Problem statement » The string "this" may appear in lines of the data; report how many lines contain it, with no other output.

(Available records)

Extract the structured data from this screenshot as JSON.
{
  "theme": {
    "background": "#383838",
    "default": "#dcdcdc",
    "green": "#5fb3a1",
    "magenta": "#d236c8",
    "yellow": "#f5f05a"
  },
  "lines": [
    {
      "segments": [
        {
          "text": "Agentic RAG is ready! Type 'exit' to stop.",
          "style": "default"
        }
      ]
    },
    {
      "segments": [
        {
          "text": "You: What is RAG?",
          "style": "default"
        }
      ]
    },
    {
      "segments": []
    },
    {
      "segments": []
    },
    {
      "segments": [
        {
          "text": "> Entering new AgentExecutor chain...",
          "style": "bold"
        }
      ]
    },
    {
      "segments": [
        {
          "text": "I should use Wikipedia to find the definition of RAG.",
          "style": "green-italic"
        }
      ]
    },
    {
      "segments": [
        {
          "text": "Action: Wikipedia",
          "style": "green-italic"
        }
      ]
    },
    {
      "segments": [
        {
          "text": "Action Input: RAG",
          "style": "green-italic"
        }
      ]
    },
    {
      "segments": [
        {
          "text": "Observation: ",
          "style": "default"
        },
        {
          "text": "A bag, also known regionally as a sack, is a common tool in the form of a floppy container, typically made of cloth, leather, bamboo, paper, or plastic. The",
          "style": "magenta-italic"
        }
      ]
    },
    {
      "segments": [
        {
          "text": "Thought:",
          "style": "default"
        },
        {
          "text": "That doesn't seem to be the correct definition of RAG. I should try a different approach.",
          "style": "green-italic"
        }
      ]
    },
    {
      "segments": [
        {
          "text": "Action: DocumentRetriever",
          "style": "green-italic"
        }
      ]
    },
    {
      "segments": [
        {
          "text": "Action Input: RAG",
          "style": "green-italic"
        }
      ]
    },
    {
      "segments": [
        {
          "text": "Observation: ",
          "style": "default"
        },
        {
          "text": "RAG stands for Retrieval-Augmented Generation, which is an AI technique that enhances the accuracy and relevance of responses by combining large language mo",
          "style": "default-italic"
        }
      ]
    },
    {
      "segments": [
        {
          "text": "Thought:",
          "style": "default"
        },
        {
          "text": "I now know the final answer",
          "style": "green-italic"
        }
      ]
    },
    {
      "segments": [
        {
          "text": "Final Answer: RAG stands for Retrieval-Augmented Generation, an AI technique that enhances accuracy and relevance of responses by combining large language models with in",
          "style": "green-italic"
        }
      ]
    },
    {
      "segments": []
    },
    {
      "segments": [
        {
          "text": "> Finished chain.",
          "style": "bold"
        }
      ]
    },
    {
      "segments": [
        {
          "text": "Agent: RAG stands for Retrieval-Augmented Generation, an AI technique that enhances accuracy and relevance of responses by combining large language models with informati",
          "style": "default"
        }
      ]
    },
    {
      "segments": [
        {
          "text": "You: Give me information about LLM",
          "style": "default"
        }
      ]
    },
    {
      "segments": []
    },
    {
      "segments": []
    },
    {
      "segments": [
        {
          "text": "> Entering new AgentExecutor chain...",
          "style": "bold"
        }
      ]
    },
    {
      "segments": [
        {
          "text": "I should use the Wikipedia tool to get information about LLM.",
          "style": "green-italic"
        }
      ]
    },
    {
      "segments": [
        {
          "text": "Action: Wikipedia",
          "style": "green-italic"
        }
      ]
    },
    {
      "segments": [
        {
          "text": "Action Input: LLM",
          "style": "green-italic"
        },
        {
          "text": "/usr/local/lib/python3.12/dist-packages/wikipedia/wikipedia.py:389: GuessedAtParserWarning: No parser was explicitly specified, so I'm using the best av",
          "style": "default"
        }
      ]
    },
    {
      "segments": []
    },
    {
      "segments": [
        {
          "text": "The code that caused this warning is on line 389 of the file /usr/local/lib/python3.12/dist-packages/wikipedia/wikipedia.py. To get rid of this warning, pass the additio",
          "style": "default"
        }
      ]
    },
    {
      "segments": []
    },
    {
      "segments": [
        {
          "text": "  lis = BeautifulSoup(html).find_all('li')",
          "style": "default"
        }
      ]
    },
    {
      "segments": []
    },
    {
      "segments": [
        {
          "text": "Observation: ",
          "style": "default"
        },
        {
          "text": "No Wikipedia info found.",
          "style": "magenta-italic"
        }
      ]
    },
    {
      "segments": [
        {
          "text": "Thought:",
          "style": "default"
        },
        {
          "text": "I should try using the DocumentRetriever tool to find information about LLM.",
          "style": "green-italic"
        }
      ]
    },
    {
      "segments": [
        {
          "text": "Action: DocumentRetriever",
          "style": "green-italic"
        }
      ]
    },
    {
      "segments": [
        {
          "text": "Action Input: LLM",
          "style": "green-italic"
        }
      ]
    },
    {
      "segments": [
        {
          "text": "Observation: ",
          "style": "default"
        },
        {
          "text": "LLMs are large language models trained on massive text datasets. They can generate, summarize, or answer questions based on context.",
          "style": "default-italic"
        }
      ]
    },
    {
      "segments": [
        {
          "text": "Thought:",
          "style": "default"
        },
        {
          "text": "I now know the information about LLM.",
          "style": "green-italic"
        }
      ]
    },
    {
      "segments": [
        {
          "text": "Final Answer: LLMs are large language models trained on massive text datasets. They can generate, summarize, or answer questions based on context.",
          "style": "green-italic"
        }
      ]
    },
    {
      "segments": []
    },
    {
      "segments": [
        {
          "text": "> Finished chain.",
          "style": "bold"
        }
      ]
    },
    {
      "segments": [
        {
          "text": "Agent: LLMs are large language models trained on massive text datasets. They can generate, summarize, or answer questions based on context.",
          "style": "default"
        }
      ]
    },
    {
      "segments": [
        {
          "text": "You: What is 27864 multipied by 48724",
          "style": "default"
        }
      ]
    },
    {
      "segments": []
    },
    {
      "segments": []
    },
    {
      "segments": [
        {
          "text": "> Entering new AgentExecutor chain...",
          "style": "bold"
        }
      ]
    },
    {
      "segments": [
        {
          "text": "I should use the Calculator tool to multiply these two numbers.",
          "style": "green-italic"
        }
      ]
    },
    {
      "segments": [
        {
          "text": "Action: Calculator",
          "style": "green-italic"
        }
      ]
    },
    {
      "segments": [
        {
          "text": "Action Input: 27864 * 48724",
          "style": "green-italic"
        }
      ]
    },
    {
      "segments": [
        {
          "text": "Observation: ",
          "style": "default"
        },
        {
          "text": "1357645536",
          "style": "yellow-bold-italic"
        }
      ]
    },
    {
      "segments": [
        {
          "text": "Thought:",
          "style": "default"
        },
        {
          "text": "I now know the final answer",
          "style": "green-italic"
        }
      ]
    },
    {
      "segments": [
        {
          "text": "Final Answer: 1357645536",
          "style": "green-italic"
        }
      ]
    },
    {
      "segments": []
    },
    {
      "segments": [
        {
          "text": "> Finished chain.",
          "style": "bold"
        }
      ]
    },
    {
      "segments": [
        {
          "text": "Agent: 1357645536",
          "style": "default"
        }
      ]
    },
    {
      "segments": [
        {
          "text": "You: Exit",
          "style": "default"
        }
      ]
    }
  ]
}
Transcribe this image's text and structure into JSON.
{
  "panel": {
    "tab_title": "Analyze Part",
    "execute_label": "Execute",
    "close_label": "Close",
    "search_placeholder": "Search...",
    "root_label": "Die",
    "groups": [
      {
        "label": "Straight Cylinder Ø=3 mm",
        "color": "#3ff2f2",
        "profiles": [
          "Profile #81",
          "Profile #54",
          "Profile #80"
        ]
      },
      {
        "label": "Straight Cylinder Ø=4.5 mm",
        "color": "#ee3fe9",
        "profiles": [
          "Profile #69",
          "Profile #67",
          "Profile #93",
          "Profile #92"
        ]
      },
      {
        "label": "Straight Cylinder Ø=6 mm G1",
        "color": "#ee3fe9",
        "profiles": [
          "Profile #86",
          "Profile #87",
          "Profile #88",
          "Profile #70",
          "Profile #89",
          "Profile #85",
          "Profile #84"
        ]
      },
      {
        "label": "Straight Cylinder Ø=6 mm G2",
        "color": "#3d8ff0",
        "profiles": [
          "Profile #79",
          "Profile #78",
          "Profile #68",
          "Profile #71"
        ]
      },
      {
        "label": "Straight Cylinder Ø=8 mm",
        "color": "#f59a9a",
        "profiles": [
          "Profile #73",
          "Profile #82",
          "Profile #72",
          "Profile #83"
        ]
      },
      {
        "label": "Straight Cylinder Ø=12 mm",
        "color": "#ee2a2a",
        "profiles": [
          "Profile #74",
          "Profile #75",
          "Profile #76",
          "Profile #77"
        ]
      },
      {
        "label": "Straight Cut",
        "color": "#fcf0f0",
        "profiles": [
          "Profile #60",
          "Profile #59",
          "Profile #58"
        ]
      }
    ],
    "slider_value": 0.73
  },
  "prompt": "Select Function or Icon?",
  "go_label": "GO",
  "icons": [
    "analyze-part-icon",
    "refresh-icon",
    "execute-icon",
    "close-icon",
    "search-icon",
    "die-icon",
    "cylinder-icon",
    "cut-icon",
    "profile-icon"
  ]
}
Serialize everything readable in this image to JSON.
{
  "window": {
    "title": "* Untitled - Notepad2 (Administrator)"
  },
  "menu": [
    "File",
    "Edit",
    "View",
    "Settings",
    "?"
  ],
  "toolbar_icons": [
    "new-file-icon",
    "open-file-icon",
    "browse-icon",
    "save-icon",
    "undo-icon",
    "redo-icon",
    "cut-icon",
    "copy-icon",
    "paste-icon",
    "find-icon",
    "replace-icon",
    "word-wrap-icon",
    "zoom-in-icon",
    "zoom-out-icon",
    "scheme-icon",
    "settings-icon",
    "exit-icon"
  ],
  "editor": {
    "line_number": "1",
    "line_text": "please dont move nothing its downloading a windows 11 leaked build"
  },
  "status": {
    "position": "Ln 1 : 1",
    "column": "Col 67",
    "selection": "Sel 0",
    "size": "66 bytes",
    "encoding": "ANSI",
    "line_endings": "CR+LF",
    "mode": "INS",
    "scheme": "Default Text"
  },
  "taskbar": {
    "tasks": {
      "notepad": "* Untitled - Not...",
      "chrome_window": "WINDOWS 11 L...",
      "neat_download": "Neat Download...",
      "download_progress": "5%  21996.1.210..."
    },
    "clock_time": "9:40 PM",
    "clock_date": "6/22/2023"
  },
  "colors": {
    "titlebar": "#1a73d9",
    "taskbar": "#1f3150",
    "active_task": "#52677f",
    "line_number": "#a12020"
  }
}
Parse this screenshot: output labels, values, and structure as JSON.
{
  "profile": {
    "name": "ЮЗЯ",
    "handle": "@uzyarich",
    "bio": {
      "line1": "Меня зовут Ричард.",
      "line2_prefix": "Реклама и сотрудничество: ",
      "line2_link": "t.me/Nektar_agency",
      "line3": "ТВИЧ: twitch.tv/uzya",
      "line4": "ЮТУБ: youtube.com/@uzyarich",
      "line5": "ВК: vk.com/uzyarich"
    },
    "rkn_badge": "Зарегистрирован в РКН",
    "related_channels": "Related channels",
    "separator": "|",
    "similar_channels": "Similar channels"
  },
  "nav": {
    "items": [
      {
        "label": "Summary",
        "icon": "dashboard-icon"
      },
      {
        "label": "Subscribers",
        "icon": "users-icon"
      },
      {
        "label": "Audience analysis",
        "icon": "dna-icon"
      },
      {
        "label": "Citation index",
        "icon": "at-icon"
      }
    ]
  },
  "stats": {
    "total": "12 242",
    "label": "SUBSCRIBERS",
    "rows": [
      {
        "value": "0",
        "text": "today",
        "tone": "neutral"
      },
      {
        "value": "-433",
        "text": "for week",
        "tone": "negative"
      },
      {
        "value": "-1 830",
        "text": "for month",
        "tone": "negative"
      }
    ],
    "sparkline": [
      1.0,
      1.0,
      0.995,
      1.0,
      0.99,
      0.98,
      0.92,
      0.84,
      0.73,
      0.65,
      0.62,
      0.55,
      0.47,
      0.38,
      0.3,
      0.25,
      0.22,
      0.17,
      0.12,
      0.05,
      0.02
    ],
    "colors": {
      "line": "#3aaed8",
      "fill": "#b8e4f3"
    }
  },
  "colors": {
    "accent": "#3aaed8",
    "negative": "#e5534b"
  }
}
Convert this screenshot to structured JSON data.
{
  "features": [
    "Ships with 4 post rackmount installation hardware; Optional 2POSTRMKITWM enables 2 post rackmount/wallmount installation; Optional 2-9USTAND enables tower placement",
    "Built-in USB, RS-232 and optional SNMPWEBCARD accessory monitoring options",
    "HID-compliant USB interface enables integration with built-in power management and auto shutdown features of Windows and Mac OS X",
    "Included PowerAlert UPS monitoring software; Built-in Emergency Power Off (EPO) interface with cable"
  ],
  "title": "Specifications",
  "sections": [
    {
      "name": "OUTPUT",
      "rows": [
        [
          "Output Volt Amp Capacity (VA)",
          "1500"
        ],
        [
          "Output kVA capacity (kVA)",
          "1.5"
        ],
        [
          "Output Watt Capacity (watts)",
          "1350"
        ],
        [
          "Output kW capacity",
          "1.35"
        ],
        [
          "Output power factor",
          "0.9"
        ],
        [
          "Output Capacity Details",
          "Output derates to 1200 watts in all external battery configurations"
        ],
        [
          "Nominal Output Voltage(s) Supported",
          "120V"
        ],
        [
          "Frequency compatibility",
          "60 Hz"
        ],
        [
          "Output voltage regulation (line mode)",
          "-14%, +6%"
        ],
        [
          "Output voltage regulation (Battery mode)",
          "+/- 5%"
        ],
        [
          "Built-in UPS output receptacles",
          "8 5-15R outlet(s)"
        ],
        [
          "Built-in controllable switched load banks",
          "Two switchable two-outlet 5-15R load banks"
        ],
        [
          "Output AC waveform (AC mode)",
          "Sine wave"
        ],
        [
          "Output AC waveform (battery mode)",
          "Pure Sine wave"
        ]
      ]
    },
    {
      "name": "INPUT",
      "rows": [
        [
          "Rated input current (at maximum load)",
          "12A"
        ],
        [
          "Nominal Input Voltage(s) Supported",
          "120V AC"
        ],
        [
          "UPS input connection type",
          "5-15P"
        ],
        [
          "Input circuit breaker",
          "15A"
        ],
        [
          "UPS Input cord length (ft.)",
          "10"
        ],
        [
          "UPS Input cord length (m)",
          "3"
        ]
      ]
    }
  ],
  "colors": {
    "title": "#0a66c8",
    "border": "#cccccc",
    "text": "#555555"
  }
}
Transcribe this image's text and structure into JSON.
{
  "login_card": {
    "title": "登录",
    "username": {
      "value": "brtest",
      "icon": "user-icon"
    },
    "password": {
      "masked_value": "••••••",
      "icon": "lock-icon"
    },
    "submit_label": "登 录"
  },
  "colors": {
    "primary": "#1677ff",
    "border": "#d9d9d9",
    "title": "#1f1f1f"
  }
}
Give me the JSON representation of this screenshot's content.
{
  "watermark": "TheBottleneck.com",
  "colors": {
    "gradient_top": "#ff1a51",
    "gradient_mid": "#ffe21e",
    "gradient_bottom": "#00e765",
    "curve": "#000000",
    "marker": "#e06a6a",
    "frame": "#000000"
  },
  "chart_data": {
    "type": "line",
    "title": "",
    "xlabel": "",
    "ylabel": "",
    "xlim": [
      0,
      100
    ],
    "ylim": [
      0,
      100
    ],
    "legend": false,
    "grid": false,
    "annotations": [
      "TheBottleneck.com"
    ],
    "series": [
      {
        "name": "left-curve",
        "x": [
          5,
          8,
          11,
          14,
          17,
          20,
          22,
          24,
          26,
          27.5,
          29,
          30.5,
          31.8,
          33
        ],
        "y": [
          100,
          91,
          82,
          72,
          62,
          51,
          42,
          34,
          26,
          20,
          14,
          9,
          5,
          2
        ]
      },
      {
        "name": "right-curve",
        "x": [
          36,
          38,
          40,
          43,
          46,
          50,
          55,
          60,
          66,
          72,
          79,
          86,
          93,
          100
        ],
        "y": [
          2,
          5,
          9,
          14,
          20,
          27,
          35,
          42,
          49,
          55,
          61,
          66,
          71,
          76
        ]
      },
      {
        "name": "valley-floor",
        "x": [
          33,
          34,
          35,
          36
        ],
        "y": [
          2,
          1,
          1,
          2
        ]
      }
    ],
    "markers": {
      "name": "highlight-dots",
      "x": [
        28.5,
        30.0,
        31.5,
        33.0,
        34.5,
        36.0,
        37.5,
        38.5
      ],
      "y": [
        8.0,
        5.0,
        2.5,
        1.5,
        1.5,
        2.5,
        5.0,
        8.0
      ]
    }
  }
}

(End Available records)

Answer box » 8